Page and application data records
------------------------------------------------

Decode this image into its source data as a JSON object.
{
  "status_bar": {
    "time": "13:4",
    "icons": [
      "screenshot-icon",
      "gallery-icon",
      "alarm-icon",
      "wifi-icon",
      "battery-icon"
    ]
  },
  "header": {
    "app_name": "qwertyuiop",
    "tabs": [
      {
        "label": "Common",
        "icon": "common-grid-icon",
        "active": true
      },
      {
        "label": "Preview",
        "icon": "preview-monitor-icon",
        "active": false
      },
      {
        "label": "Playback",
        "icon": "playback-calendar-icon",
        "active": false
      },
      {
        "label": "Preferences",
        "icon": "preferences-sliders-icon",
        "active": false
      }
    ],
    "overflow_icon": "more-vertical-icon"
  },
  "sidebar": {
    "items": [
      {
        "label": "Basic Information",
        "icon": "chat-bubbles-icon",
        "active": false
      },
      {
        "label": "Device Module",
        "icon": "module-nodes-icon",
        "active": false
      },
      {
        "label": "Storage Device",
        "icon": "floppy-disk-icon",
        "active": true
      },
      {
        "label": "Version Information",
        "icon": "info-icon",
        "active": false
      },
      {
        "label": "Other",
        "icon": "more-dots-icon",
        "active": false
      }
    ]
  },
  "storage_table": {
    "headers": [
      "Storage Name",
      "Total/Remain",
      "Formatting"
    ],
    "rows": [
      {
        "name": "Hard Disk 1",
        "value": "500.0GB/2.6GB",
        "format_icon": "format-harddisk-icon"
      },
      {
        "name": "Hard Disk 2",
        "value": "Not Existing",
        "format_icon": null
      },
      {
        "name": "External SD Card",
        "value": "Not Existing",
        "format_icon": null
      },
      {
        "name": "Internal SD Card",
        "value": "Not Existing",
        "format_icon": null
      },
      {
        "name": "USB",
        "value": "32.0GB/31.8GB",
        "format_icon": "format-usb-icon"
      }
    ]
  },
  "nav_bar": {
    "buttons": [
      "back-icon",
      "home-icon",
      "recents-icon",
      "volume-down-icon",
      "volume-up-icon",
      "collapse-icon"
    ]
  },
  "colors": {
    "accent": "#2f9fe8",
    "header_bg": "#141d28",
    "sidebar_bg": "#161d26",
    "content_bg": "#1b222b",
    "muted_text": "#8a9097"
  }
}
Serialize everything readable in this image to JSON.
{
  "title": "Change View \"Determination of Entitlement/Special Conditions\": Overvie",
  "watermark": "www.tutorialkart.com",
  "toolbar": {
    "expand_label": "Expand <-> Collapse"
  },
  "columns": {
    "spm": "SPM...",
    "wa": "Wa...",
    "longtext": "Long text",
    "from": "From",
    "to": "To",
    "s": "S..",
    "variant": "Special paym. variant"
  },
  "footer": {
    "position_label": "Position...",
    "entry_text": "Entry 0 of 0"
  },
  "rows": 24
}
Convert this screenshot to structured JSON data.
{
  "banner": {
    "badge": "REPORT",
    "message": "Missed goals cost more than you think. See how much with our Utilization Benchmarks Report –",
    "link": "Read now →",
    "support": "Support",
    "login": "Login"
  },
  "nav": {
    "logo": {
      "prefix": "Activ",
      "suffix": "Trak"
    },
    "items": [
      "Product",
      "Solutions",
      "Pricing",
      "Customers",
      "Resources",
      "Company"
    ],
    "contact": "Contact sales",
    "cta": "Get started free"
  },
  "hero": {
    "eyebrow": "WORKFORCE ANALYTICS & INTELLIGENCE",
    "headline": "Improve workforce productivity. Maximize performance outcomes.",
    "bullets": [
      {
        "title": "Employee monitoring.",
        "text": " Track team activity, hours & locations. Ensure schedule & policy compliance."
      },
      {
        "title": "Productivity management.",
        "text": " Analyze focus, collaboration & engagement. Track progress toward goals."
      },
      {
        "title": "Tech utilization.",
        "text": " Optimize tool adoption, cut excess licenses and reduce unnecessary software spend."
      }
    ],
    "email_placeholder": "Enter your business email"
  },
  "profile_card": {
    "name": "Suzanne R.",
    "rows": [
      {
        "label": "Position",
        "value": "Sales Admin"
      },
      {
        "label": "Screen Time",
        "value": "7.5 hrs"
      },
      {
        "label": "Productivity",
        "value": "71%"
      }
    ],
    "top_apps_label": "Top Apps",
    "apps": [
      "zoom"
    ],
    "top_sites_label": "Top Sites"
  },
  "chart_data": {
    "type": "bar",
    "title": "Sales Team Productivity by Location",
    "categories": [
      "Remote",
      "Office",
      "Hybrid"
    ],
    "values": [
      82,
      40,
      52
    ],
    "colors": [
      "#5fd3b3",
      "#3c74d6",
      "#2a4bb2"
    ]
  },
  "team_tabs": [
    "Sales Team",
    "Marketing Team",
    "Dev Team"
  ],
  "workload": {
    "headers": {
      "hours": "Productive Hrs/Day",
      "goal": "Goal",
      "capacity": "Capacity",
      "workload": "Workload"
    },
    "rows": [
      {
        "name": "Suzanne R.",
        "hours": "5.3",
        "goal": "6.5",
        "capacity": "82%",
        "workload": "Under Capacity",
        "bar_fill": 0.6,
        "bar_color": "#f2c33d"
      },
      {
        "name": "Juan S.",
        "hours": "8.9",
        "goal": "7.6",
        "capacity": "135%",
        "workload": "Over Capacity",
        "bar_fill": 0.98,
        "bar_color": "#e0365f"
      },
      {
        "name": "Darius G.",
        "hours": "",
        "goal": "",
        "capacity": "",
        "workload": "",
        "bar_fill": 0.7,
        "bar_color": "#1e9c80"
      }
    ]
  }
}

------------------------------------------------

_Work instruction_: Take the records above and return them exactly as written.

_Response_:
Decode this image into its source data as a JSON object.
{
  "status_bar": {
    "time": "13:4",
    "icons": [
      "screenshot-icon",
      "gallery-icon",
      "alarm-icon",
      "wifi-icon",
      "battery-icon"
    ]
  },
  "header": {
    "app_name": "qwertyuiop",
    "tabs": [
      {
        "label": "Common",
        "icon": "common-grid-icon",
        "active": true
      },
      {
        "label": "Preview",
        "icon": "preview-monitor-icon",
        "active": false
      },
      {
        "label": "Playback",
        "icon": "playback-calendar-icon",
        "active": false
      },
      {
        "label": "Preferences",
        "icon": "preferences-sliders-icon",
        "active": false
      }
    ],
    "overflow_icon": "more-vertical-icon"
  },
  "sidebar": {
    "items": [
      {
        "label": "Basic Information",
        "icon": "chat-bubbles-icon",
        "active": false
      },
      {
        "label": "Device Module",
        "icon": "module-nodes-icon",
        "active": false
      },
      {
        "label": "Storage Device",
        "icon": "floppy-disk-icon",
        "active": true
      },
      {
        "label": "Version Information",
        "icon": "info-icon",
        "active": false
      },
      {
        "label": "Other",
        "icon": "more-dots-icon",
        "active": false
      }
    ]
  },
  "storage_table": {
    "headers": [
      "Storage Name",
      "Total/Remain",
      "Formatting"
    ],
    "rows": [
      {
        "name": "Hard Disk 1",
        "value": "500.0GB/2.6GB",
        "format_icon": "format-harddisk-icon"
      },
      {
        "name": "Hard Disk 2",
        "value": "Not Existing",
        "format_icon": null
      },
      {
        "name": "External SD Card",
        "value": "Not Existing",
        "format_icon": null
      },
      {
        "name": "Internal SD Card",
        "value": "Not Existing",
        "format_icon": null
      },
      {
        "name": "USB",
        "value": "32.0GB/31.8GB",
        "format_icon": "format-usb-icon"
      }
    ]
  },
  "nav_bar": {
    "buttons": [
      "back-icon",
      "home-icon",
      "recents-icon",
      "volume-down-icon",
      "volume-up-icon",
      "collapse-icon"
    ]
  },
  "colors": {
    "accent": "#2f9fe8",
    "header_bg": "#141d28",
    "sidebar_bg": "#161d26",
    "content_bg": "#1b222b",
    "muted_text": "#8a9097"
  }
}
Serialize everything readable in this image to JSON.
{
  "title": "Change View \"Determination of Entitlement/Special Conditions\": Overvie",
  "watermark": "www.tutorialkart.com",
  "toolbar": {
    "expand_label": "Expand <-> Collapse"
  },
  "columns": {
    "spm": "SPM...",
    "wa": "Wa...",
    "longtext": "Long text",
    "from": "From",
    "to": "To",
    "s": "S..",
    "variant": "Special paym. variant"
  },
  "footer": {
    "position_label": "Position...",
    "entry_text": "Entry 0 of 0"
  },
  "rows": 24
}
Convert this screenshot to structured JSON data.
{
  "banner": {
    "badge": "REPORT",
    "message": "Missed goals cost more than you think. See how much with our Utilization Benchmarks Report –",
    "link": "Read now →",
    "support": "Support",
    "login": "Login"
  },
  "nav": {
    "logo": {
      "prefix": "Activ",
      "suffix": "Trak"
    },
    "items": [
      "Product",
      "Solutions",
      "Pricing",
      "Customers",
      "Resources",
      "Company"
    ],
    "contact": "Contact sales",
    "cta": "Get started free"
  },
  "hero": {
    "eyebrow": "WORKFORCE ANALYTICS & INTELLIGENCE",
    "headline": "Improve workforce productivity. Maximize performance outcomes.",
    "bullets": [
      {
        "title": "Employee monitoring.",
        "text": " Track team activity, hours & locations. Ensure schedule & policy compliance."
      },
      {
        "title": "Productivity management.",
        "text": " Analyze focus, collaboration & engagement. Track progress toward goals."
      },
      {
        "title": "Tech utilization.",
        "text": " Optimize tool adoption, cut excess licenses and reduce unnecessary software spend."
      }
    ],
    "email_placeholder": "Enter your business email"
  },
  "profile_card": {
    "name": "Suzanne R.",
    "rows": [
      {
        "label": "Position",
        "value": "Sales Admin"
      },
      {
        "label": "Screen Time",
        "value": "7.5 hrs"
      },
      {
        "label": "Productivity",
        "value": "71%"
      }
    ],
    "top_apps_label": "Top Apps",
    "apps": [
      "zoom"
    ],
    "top_sites_label": "Top Sites"
  },
  "chart_data": {
    "type": "bar",
    "title": "Sales Team Productivity by Location",
    "categories": [
      "Remote",
      "Office",
      "Hybrid"
    ],
    "values": [
      82,
      40,
      52
    ],
    "colors": [
      "#5fd3b3",
      "#3c74d6",
      "#2a4bb2"
    ]
  },
  "team_tabs": [
    "Sales Team",
    "Marketing Team",
    "Dev Team"
  ],
  "workload": {
    "headers": {
      "hours": "Productive Hrs/Day",
      "goal": "Goal",
      "capacity": "Capacity",
      "workload": "Workload"
    },
    "rows": [
      {
        "name": "Suzanne R.",
        "hours": "5.3",
        "goal": "6.5",
        "capacity": "82%",
        "workload": "Under Capacity",
        "bar_fill": 0.6,
        "bar_color": "#f2c33d"
      },
      {
        "name": "Juan S.",
        "hours": "8.9",
        "goal": "7.6",
        "capacity": "135%",
        "workload": "Over Capacity",
        "bar_fill": 0.98,
        "bar_color": "#e0365f"
      },
      {
        "name": "Darius G.",
        "hours": "",
        "goal": "",
        "capacity": "",
        "workload": "",
        "bar_fill": 0.7,
        "bar_color": "#1e9c80"
      }
    ]
  }
}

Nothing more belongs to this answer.